Carissa grew up in Dallas, Texas and attended Baylor University where she earned a Bachelor of Arts in Graphic Design in 2003.
Virginia Podboy is a Richmond native eager to provide legal services to those in the community. Virginia attended George Mason University in Fairfax graduating magna cum laude with a Bachelor of Arts degree in Government and International Politics. She spent an extended semester at Oxford University’s New College, where she studied the European Union. After undergraduate studies, Virginia attended the Columbus School of Law at the Catholic University of America and graduated in 2012.
During law school Virginia interned at the Equal Employment Opportunity Commission in the Appellate Division where she assisted attorneys in writing briefs and preparing oral arguments. She also clerked at Washington D.C. labor law firm Mooney, Green, Saindon, Murphy, and Welch, P.C., where she assisted attorneys preparing federal court pleadings as well as ERISA compliance oversight over several major pension and health plans. Additionally, Virginia served as Executive Editor of the Journal of Contemporary Health Law and Policy as well as Student Bar Association Director of Communications and 3L Representative.
After graduating law school, Virginia worked for two years as a lobbyist for the Virginia Catholic Conference in the areas of poverty/public benefits, health care, housing, and criminal justice. Virginia is licensed to practice law in the Commonwealth of Virginia.
In her spare time, she enjoys reading and cooking as well as spending time with her husband and their dog, Tort.
Born and raised in the Northern Neck of Virginia, Nancy has had the good fortune to spend her entire life in Virginia. She has spent many years as a volunteer for organizations including CARITAS, St. Mary’s Episcopal Church, and VADP.
Nancy earned a B.A. in Sociology from the University of Mary Washington and completed the Education for Ministry program through Sewanee, the University of the South. She is married and has three adult children, five grandchildren, a dog and two cats.
Jean Segner is a marketing and growth strategist, helping businesses and non-profits deepen relationships with their most important constituents and stakeholders. Jean enjoyed a long tenure with several of the region’s largest banking and insurance companies, including SunTrust, Genworth, and Wells Fargo predecessors Wachovia and Central Fidelity before beginning work as an independent consultant.

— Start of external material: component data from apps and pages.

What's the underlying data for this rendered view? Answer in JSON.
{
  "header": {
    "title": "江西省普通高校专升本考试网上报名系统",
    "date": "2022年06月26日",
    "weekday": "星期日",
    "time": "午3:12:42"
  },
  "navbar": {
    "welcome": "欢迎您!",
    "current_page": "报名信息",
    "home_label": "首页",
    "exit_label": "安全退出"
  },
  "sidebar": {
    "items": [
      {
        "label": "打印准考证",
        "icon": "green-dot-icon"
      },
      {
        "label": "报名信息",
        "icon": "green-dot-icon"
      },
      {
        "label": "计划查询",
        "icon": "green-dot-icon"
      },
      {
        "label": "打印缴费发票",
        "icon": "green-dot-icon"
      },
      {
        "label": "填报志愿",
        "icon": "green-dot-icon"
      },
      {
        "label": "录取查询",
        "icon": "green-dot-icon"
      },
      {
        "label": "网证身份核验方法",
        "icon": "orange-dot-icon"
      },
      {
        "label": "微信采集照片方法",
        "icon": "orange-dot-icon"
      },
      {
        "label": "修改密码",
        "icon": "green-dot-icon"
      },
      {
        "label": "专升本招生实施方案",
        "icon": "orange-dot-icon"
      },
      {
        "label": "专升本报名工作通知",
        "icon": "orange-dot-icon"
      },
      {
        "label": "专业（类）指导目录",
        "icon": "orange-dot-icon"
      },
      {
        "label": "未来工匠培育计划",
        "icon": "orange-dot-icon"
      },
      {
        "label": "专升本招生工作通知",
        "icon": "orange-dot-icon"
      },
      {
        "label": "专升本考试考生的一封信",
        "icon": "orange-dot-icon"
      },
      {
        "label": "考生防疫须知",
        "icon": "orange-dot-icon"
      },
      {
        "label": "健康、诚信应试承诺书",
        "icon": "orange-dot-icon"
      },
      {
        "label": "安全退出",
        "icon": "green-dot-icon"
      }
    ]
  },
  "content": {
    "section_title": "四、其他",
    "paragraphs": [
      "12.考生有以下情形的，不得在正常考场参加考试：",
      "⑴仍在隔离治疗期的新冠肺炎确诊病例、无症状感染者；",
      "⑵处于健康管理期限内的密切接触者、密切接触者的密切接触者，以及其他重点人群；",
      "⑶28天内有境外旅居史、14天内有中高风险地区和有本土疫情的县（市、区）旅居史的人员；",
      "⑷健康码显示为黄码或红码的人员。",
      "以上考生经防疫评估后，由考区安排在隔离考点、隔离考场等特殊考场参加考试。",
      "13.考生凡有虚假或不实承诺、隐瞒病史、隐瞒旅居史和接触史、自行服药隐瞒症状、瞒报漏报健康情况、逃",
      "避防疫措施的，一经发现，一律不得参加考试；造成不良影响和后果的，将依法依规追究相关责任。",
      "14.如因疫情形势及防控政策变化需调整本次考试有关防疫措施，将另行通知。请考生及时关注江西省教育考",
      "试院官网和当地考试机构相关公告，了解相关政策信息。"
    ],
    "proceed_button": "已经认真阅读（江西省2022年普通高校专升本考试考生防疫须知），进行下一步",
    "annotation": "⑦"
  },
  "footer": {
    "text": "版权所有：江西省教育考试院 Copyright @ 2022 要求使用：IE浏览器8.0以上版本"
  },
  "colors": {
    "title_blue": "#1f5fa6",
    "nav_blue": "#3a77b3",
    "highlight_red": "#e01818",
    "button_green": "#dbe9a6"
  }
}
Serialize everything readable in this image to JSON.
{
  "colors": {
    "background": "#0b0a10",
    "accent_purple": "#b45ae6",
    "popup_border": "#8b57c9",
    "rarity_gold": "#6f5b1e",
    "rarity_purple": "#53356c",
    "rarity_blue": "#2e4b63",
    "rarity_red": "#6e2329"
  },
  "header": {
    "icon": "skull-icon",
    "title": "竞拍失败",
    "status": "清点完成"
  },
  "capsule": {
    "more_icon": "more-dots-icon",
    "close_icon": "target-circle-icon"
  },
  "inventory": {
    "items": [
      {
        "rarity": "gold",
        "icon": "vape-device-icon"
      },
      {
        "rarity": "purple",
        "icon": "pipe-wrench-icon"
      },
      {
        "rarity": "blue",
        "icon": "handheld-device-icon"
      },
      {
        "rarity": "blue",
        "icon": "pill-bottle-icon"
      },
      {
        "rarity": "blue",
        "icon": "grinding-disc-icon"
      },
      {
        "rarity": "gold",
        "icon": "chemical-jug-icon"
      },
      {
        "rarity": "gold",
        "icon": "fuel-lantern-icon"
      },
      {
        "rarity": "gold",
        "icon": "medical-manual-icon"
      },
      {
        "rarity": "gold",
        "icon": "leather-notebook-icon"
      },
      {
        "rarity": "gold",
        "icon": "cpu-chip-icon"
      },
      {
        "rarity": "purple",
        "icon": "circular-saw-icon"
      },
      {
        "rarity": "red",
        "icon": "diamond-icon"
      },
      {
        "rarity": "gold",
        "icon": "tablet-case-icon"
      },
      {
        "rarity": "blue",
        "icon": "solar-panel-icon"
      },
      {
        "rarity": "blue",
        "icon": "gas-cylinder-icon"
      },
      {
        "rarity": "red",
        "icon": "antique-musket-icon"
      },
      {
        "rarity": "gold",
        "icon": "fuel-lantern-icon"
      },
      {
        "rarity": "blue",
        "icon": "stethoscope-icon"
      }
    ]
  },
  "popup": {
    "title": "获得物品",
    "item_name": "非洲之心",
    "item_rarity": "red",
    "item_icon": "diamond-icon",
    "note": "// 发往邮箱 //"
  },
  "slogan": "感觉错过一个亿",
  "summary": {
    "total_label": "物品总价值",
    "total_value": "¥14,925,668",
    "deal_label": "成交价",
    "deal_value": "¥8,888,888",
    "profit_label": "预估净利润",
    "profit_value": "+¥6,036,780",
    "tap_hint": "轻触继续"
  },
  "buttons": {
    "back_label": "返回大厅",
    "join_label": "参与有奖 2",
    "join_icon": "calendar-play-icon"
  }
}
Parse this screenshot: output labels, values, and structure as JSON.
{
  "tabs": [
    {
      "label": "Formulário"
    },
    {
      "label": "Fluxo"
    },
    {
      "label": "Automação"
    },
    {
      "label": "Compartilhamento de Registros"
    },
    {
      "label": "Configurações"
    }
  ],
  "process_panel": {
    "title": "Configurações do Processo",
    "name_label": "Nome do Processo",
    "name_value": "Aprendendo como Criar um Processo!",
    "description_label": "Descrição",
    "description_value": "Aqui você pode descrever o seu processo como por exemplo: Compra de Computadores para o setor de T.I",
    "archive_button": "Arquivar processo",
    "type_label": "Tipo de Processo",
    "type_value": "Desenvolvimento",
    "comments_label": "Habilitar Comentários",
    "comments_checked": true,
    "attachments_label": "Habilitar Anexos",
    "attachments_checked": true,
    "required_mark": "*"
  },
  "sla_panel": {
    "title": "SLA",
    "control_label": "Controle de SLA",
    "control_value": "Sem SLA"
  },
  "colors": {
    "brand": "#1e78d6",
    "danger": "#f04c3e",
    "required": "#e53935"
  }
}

A long-time social justice and human rights advocate, she currently serves on the Boards of Diversity Richmond and Richmond Triangle Players. Jean is a graduate of the University of Tennessee and the Graduate School of Banking at the University of Colorado.
Gerald Zerkin grew up in Queens, NY and Bethesda Maryland. He received his B.A. from Brandeis University in 1971, his M.A. from U.Va. in Art History in 1975 and his J.D. from Boston College Law School in 1976.
He has practiced law in Richmond since 1976, in private practice, specializing in civil rights, criminal defense, and habeas corpus, and with the Federal Public Defender, and as Capital Resource Counsel, always with an emphasis on capital cases. He represented 15 Virginia death row inmates and numerous federal capital defendants.
He has received the Harry Carrico Professionalism Award from the Criminal Law Section of the Virginia State Bar and the Thomas More Award from Boston College L.S. He is a Fellow of American College of Trial Lawyers.